Other Visions Rise in Prospect HeightsBy Brian J. Carreira
Developer Bruce Ratner has been busy in negotiations with the city and state, moving one step closer to his plan to build a basketball stadium and several office towers in Prospect Heights.
Gleasons Gym: Where the "Sweet Science" ThrivesBy Dan Bell and Andrew Hodges
See, pretend somebody said something bad bout your queen. It make you want to cry, it makes you so mad. Now we aint playing games here!
An Open Letter On Atlantic Center (August, 1996)By Reverend Dennis Dillon
As you are already aware, the Downtown Brooklyn community is very uncomfortable with your current development of the Atlantic Center because of the level of economic inequity that this project represents. This is exacerbated by your ownas well as your companysovert defiance and blatant disregard for the people and small businesses in the community.
The Brownsville Rec. Center Where the Legends Return, and the Youngsters LearnBy Amy Zimmer

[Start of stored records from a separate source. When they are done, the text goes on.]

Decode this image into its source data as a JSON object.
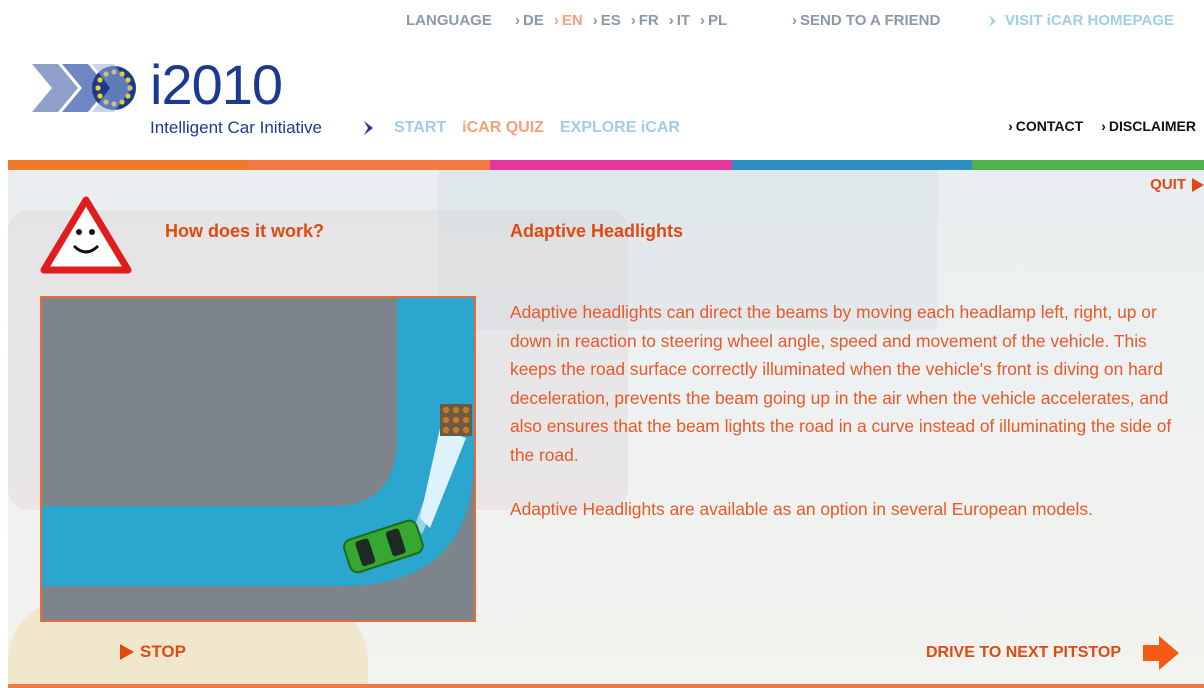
{
  "topbar": {
    "language_label": "LANGUAGE",
    "languages": [
      {
        "code": "DE",
        "active": false
      },
      {
        "code": "EN",
        "active": true
      },
      {
        "code": "ES",
        "active": false
      },
      {
        "code": "FR",
        "active": false
      },
      {
        "code": "IT",
        "active": false
      },
      {
        "code": "PL",
        "active": false
      }
    ],
    "send_to_friend": "SEND TO A FRIEND",
    "visit_homepage": "VISIT iCAR HOMEPAGE"
  },
  "logo": {
    "title": "i2010",
    "subtitle": "Intelligent Car Initiative"
  },
  "mainnav": {
    "start": "START",
    "quiz": "iCAR QUIZ",
    "explore": "EXPLORE iCAR"
  },
  "rightnav": {
    "contact": "CONTACT",
    "disclaimer": "DISCLAIMER"
  },
  "content": {
    "quit": "QUIT",
    "how_it_works": "How does it work?",
    "title": "Adaptive Headlights",
    "description": "Adaptive headlights can direct the beams by moving each headlamp left, right, up or down in reaction to steering wheel angle, speed and movement of the vehicle. This keeps the road surface correctly illuminated when the vehicle's front is diving on hard deceleration, prevents the beam going up in the air when the vehicle accelerates, and also ensures that the beam lights the road in a curve instead of illuminating the side of the road.",
    "availability": "Adaptive Headlights are available as an option in several European models.",
    "stop": "STOP",
    "next_pitstop": "DRIVE TO NEXT PITSTOP"
  },
  "colors": {
    "accent": "#e04a12",
    "stripe": [
      "#f07a2a",
      "#f07a2a",
      "#e5379b",
      "#2c8fc4",
      "#4fb24a"
    ]
  }
}
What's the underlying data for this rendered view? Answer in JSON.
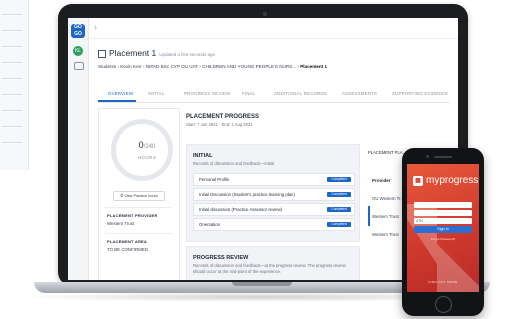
{
  "app": {
    "logo_text": "GO GO",
    "avatar_initials": "KL",
    "page_title": "Placement 1",
    "updated": "Updated a few seconds ago",
    "breadcrumbs": {
      "students": "Students",
      "student": "Kevin Kerr",
      "course": "NIPAD BSc CYP OU UAT",
      "module": "CHILDREN AND YOUNG PEOPLE'S NURS...",
      "current": "Placement 1"
    },
    "tabs": [
      "OVERVIEW",
      "INITIAL",
      "PROGRESS REVIEW",
      "FINAL",
      "ADDITIONAL RECORDS",
      "ASSESSMENTS",
      "SUPPORTING EVIDENCE"
    ],
    "hours": {
      "value": "0",
      "total": "/240",
      "label": "HOURS",
      "button": "View Practice hours"
    },
    "placement_provider": {
      "label": "PLACEMENT PROVIDER",
      "value": "Western Trust"
    },
    "placement_area": {
      "label": "PLACEMENT AREA",
      "value": "TO BE CONFIRMED"
    },
    "placement_progress": {
      "title": "PLACEMENT PROGRESS",
      "dates": "Start: 7 Jun 2021 - End: 1 Aug 2021"
    },
    "initial": {
      "title": "INITIAL",
      "subtitle": "Records of discussion and feedback—initial",
      "rows": [
        {
          "label": "Personal Profile",
          "status": "Completed"
        },
        {
          "label": "Initial Discussion (Student's practice learning plan)",
          "status": "Completed"
        },
        {
          "label": "Initial discussion (Practice Assessor review)",
          "status": "Completed"
        },
        {
          "label": "Orientation",
          "status": "Completed"
        }
      ]
    },
    "progress_review": {
      "title": "PROGRESS REVIEW",
      "subtitle": "Records of discussion and feedback—at the progress review. The progress review should occur at the mid-point of the experience."
    },
    "right_panel": {
      "header": "PLACEMENT PLA...",
      "column": "Provider",
      "rows": [
        "OU Western Tr...",
        "Western Trust",
        "Western Trust"
      ]
    }
  },
  "phone": {
    "logo_text": "myprogress",
    "fields": [
      "",
      "",
      "ATN"
    ],
    "signin": "Sign in",
    "forgot": "Forgot Password?",
    "footer": "FIND OUT MORE"
  }
}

Shaquan and his two friends stand over six feet tall, so it’s little surprise they boast about being the dunk masters of the Brownsville Recreation Center (BRC) where they practice their high-flying basketball skills every day.
Saving No Kill SheltersBy Meghan McDermott
Late 19th-century New York City wasnt a good time or place to be an animal. Socialite fashions included whole stuffed creatures such as sparrows, otters, and foxes. One matron made headlines by attending a Vanderbilt dress ball in a stitched-up display of the heads and tails of white catsdozens of them.
New York Citys Most Famous BirdsBy Johannah Rodgers
While many New Yorkers consider Columba livia, or the conventional street pigeon (an estimated 7 million of which live in New York City), the only bird in town, for Paul Sweet, collection manager of the Ornithology Department at The American Museum of Natural History (AMNH), it accounts for less than a dozen of the over 800 thousand bird specimens he must care for.
D4Ds Politics of the WordBy Emily Gertz
Downtown For Democracy (D4D) has a goal: regime change in America. It has a method: challenging progressives to move beyond stylish apathy into political involvement. And it has the means: via hip cultural events, its raising money to help progressive candidates in the 2004 election.